Modern Marathi Drama. His first play 'Seetaswayamwarakhyan'
was performed at Sangali in 1843, under the patronage of the
prince of Sangli, Chintamanrao Patwardhan.
It is noted that Patwardhan saw a Kannada "Bhagvata"
play around 1842, and asked Bhave to prepare a Marathi play
on those lines.
Barely in his twenties, Bhave wrote
'Seetaswayamwarakhyan',composed its music,directed the play,made
costumes and other props, and ofcourse acted in it along with
a group of young men at Sangli.
This play was thus partially derived
from the Kannada'Bhagvata' but made more refined by minimising
the 'vulgar' and 'popular' elements. Historian critics have
also traced the influence of other folk forms like the lalit
and dashavatar on Bhave's play.
Natya Sanshodhan Mandir
1894, late Dattatray
Atmaram Phatak (Dadasaheb), along with
a few of his interested fellow-students, set up
a drama group in their high school, which was
then held in a building named Vishrambag Wada.
They named the group “Students Social
Club”. Using English names for such groups
was then perhaps in vogue. Then Vishrambag Wada
housed a Government High School which is towards
the north of Shanicha Par and the building is
used as a police station and a couple of Govt.
offices these days.
Club soon hired a big room in a ‘wada' owned by
one Mr. Bhusari. The room was near the Government

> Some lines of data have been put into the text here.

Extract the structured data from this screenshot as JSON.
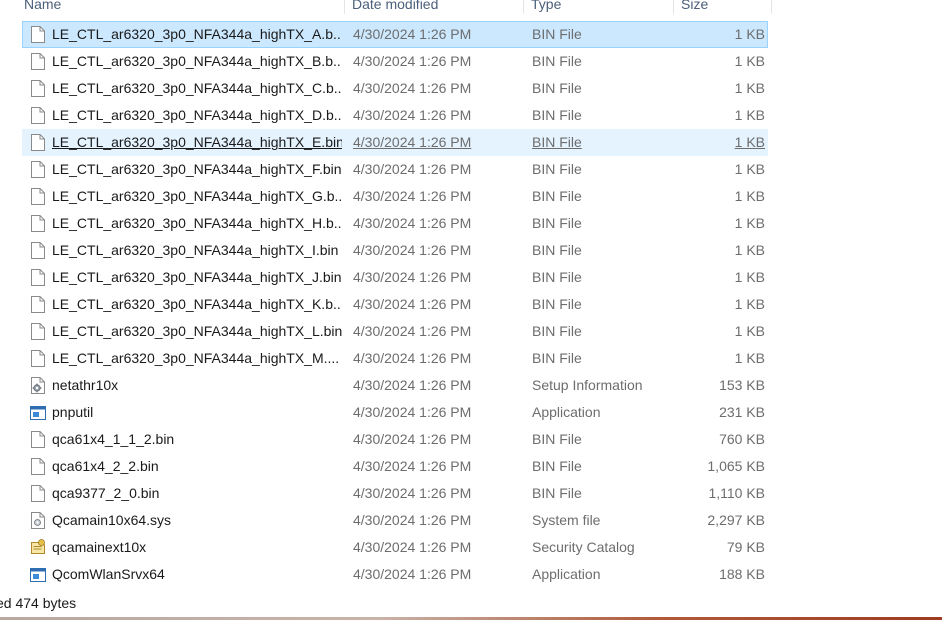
{
  "columns": {
    "name": "Name",
    "date": "Date modified",
    "type": "Type",
    "size": "Size"
  },
  "files": [
    {
      "name": "LE_CTL_ar6320_3p0_NFA344a_highTX_A.b...",
      "date": "4/30/2024 1:26 PM",
      "type": "BIN File",
      "size": "1 KB",
      "icon": "blank-file-icon",
      "state": "selected"
    },
    {
      "name": "LE_CTL_ar6320_3p0_NFA344a_highTX_B.b...",
      "date": "4/30/2024 1:26 PM",
      "type": "BIN File",
      "size": "1 KB",
      "icon": "blank-file-icon",
      "state": ""
    },
    {
      "name": "LE_CTL_ar6320_3p0_NFA344a_highTX_C.b...",
      "date": "4/30/2024 1:26 PM",
      "type": "BIN File",
      "size": "1 KB",
      "icon": "blank-file-icon",
      "state": ""
    },
    {
      "name": "LE_CTL_ar6320_3p0_NFA344a_highTX_D.b...",
      "date": "4/30/2024 1:26 PM",
      "type": "BIN File",
      "size": "1 KB",
      "icon": "blank-file-icon",
      "state": ""
    },
    {
      "name": "LE_CTL_ar6320_3p0_NFA344a_highTX_E.bin",
      "date": "4/30/2024 1:26 PM",
      "type": "BIN File",
      "size": "1 KB",
      "icon": "blank-file-icon",
      "state": "hover"
    },
    {
      "name": "LE_CTL_ar6320_3p0_NFA344a_highTX_F.bin",
      "date": "4/30/2024 1:26 PM",
      "type": "BIN File",
      "size": "1 KB",
      "icon": "blank-file-icon",
      "state": ""
    },
    {
      "name": "LE_CTL_ar6320_3p0_NFA344a_highTX_G.b...",
      "date": "4/30/2024 1:26 PM",
      "type": "BIN File",
      "size": "1 KB",
      "icon": "blank-file-icon",
      "state": ""
    },
    {
      "name": "LE_CTL_ar6320_3p0_NFA344a_highTX_H.b...",
      "date": "4/30/2024 1:26 PM",
      "type": "BIN File",
      "size": "1 KB",
      "icon": "blank-file-icon",
      "state": ""
    },
    {
      "name": "LE_CTL_ar6320_3p0_NFA344a_highTX_I.bin",
      "date": "4/30/2024 1:26 PM",
      "type": "BIN File",
      "size": "1 KB",
      "icon": "blank-file-icon",
      "state": ""
    },
    {
      "name": "LE_CTL_ar6320_3p0_NFA344a_highTX_J.bin",
      "date": "4/30/2024 1:26 PM",
      "type": "BIN File",
      "size": "1 KB",
      "icon": "blank-file-icon",
      "state": ""
    },
    {
      "name": "LE_CTL_ar6320_3p0_NFA344a_highTX_K.b...",
      "date": "4/30/2024 1:26 PM",
      "type": "BIN File",
      "size": "1 KB",
      "icon": "blank-file-icon",
      "state": ""
    },
    {
      "name": "LE_CTL_ar6320_3p0_NFA344a_highTX_L.bin",
      "date": "4/30/2024 1:26 PM",
      "type": "BIN File",
      "size": "1 KB",
      "icon": "blank-file-icon",
      "state": ""
    },
    {
      "name": "LE_CTL_ar6320_3p0_NFA344a_highTX_M....",
      "date": "4/30/2024 1:26 PM",
      "type": "BIN File",
      "size": "1 KB",
      "icon": "blank-file-icon",
      "state": ""
    },
    {
      "name": "netathr10x",
      "date": "4/30/2024 1:26 PM",
      "type": "Setup Information",
      "size": "153 KB",
      "icon": "setup-info-icon",
      "state": ""
    },
    {
      "name": "pnputil",
      "date": "4/30/2024 1:26 PM",
      "type": "Application",
      "size": "231 KB",
      "icon": "application-icon",
      "state": ""
    },
    {
      "name": "qca61x4_1_1_2.bin",
      "date": "4/30/2024 1:26 PM",
      "type": "BIN File",
      "size": "760 KB",
      "icon": "blank-file-icon",
      "state": ""
    },
    {
      "name": "qca61x4_2_2.bin",
      "date": "4/30/2024 1:26 PM",
      "type": "BIN File",
      "size": "1,065 KB",
      "icon": "blank-file-icon",
      "state": ""
    },
    {
      "name": "qca9377_2_0.bin",
      "date": "4/30/2024 1:26 PM",
      "type": "BIN File",
      "size": "1,110 KB",
      "icon": "blank-file-icon",
      "state": ""
    },
    {
      "name": "Qcamain10x64.sys",
      "date": "4/30/2024 1:26 PM",
      "type": "System file",
      "size": "2,297 KB",
      "icon": "system-file-icon",
      "state": ""
    },
    {
      "name": "qcamainext10x",
      "date": "4/30/2024 1:26 PM",
      "type": "Security Catalog",
      "size": "79 KB",
      "icon": "security-catalog-icon",
      "state": ""
    },
    {
      "name": "QcomWlanSrvx64",
      "date": "4/30/2024 1:26 PM",
      "type": "Application",
      "size": "188 KB",
      "icon": "application-icon",
      "state": ""
    }
  ],
  "status": {
    "text": "ed  474 bytes"
  },
  "colors": {
    "selected_bg": "#cce8ff",
    "selected_border": "#99d1ff",
    "hover_bg": "#e5f3ff",
    "header_text": "#4c607a",
    "secondary_text": "#6d6d6d"
  }
}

School in Budhwar Peth, and the room was hired for
drama rehearsals. In 1985, in the evening of Dassehara
festival, the students put up performances of two
short plays, 1 st Act of “HAMLET”
and “KRISHNA KRUTYA PRADEEP', an
act written by a young enthusiastic member-Late
Gopalrao Wad's play was based on a mythological
story. The Club had begun its activities with great
enthusiasm, with the help of home-made costumes,
settings, curtains and borrowed kerosene lamps.
The traditional “sutradhar and nati”
(comperer and main actress) scene characterized
the performance. The roles of ‘sutradhar and
nati were respectively performed by late Ramchandra
Narayan Parad and Dadasaheb Phatak.... more